Many of the challenges that Nelson describes—readmission following hospital discharge, unnecessary treatment, defensive medicine—are well-documented in the medical literature. What Nelson adds, however, is a fine-grained understanding of how and why they persist despite multiple attempts to address them. Her ethnographic explanations reveal how professional factors contribute to the intractability of these problems in ways that belie straightforward policy fixes. For example, she partially attributes the problem of unnecessary treatment to interspecialty care and distributed responsibility for decision-making. Similarly, the clinical literature casts electronic medical record documentation as a leading cause of clinician burnout yet sheds little light on how it affects patient care. Nelson shows how the electronic medical record creates obstacles to patient care, including denial of coverage by insurance companies, and illustrates the workarounds employed to address such obstacles, such as interjecting specific wording.

While Conflicting Care substantially advances the clinical literature, its contributions to the social sciences might have been pushed further. Throughout the book, the concept of moral polysemy is somewhat underdeveloped. It is not clear to me that all the decisions she considers are moral decisions—and if so, what makes them moral. Some seem to be governed purely by an economic logic. For example, when a patient is transferred from Pacific Medical Center to a distant community hospital (that the patient hated) because the patient’s insurance would not cover a long-term stay at Pacific, the conflicts between the market and health logics are evident. Yet less clear to me is whether the team claims that this decision lies in the patient’s best interest (a putative component of moral decision-making). Use of the anthropological concept of moral economy might have been useful for further teasing out the entanglements of market and health logics.

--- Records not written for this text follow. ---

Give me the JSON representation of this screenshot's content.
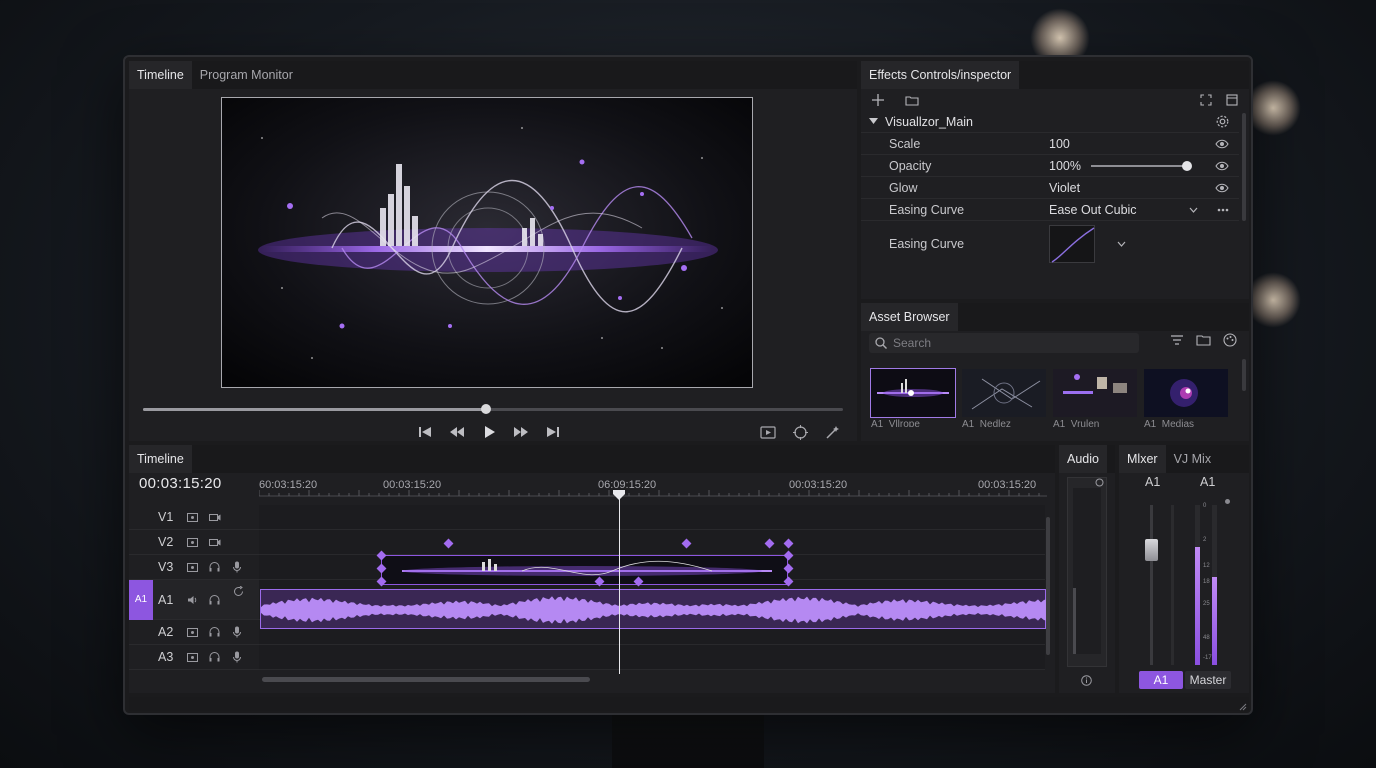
{
  "monitor_panel": {
    "tabs": [
      {
        "label": "Timeline",
        "active": true
      },
      {
        "label": "Program Monitor",
        "active": false
      }
    ],
    "scrub_progress": 0.49
  },
  "inspector": {
    "tab": "Effects Controls/inspector",
    "effect_name": "Visuallzor_Main",
    "properties": [
      {
        "label": "Scale",
        "value": "100"
      },
      {
        "label": "Opacity",
        "value": "100%",
        "slider": 1.0
      },
      {
        "label": "Glow",
        "value": "Violet"
      },
      {
        "label": "Easing Curve",
        "value": "Ease Out Cubic"
      },
      {
        "label": "Easing Curve"
      }
    ]
  },
  "assets": {
    "tab": "Asset Browser",
    "search_placeholder": "Search",
    "thumbs": [
      {
        "label": "A1_Vllrope"
      },
      {
        "label": "A1_Nedlez"
      },
      {
        "label": "A1_Vrulen"
      },
      {
        "label": "A1_Medias"
      }
    ]
  },
  "timeline": {
    "title": "Timeline",
    "timecode": "00:03:15:20",
    "ruler_labels": [
      "60:03:15:20",
      "00:03:15:20",
      "06:09:15:20",
      "00:03:15:20",
      "00:03:15:20"
    ],
    "tracks": [
      {
        "name": "V1",
        "kind": "video"
      },
      {
        "name": "V2",
        "kind": "video"
      },
      {
        "name": "V3",
        "kind": "video"
      },
      {
        "name": "A1",
        "kind": "audio",
        "selected": true,
        "badge": "A1"
      },
      {
        "name": "A2",
        "kind": "audio"
      },
      {
        "name": "A3",
        "kind": "audio"
      }
    ]
  },
  "audio_panel": {
    "tab": "Audio"
  },
  "mixer": {
    "tabs": [
      {
        "label": "Mlxer",
        "active": true
      },
      {
        "label": "VJ Mix",
        "active": false
      }
    ],
    "channel_labels": [
      "A1",
      "A1"
    ],
    "meter_scale": [
      "0",
      "2",
      "12",
      "18",
      "25",
      "48",
      "-17"
    ],
    "buttons": [
      {
        "label": "A1",
        "active": true
      },
      {
        "label": "Master",
        "active": false
      }
    ],
    "levels": [
      0.74,
      0.55
    ]
  },
  "colors": {
    "accent": "#9b5fe8",
    "panel": "#1f1f22",
    "tab_active": "#262629"
  }
}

Conflicted Care’s numerous strengths far outweigh this limitation. It is highly accessible, short, and absorbing, making it an ideal text for teaching. It would be particularly useful for introductory level courses in medical anthropology, medical sociology, and public health for teaching about the lived experiences of US health policy. I can imagine using it alongside course materials on the hidden curriculum and structural competence. The methodological appendix that appears that the end of the book is particularly valuable in offering not only a primer on research design and methods, but also an intellectual genealogy of the project, including roadblocks and detours. Here, she explains how her research questions shifted once in the field from end-of-life decision-making to financial and bureaucratic constraints in care. This section of the book would be very helpful for graduate students, particularly those navigating access to clinical settings.

Conflicted Care concludes with recommendations for policy improvement, which include teaching medical students about the market logic, strengthening networks that connect hospitals to outpatient care, and investing in national campaigns to minimize unnecessary treatment. Insofar as medical anthropologists often shy away from offering practical recommendations, I found this discussion refreshing. My university department, which teaches a unique three-semester sequence in social medicine and the medical humanities to all preclinical medical students, already has a curriculum in medical finance along the lines that Nelson envisions; it is uniformly embraced by our students. Nelson’s suggestions align well with initiatives currently underway by medical anthropologists working in schools of medicine to incorporate structural competency and related concepts into medical school curricula. Anthropologists engaged in such efforts would find much to admire in this thoughtful, well-written book.